== Records supplied ==

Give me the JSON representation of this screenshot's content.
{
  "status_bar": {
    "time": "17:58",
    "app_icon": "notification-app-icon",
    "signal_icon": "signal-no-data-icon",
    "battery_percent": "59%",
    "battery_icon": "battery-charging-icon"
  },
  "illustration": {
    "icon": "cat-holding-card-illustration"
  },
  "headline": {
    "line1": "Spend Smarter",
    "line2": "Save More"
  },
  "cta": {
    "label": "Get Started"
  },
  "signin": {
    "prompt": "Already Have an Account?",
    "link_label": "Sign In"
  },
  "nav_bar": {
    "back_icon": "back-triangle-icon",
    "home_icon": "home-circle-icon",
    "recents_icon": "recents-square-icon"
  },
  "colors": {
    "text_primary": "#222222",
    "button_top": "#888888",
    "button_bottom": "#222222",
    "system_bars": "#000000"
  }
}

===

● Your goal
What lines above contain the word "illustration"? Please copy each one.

● Written response
  "illustration": {
    "icon": "cat-holding-card-illustration"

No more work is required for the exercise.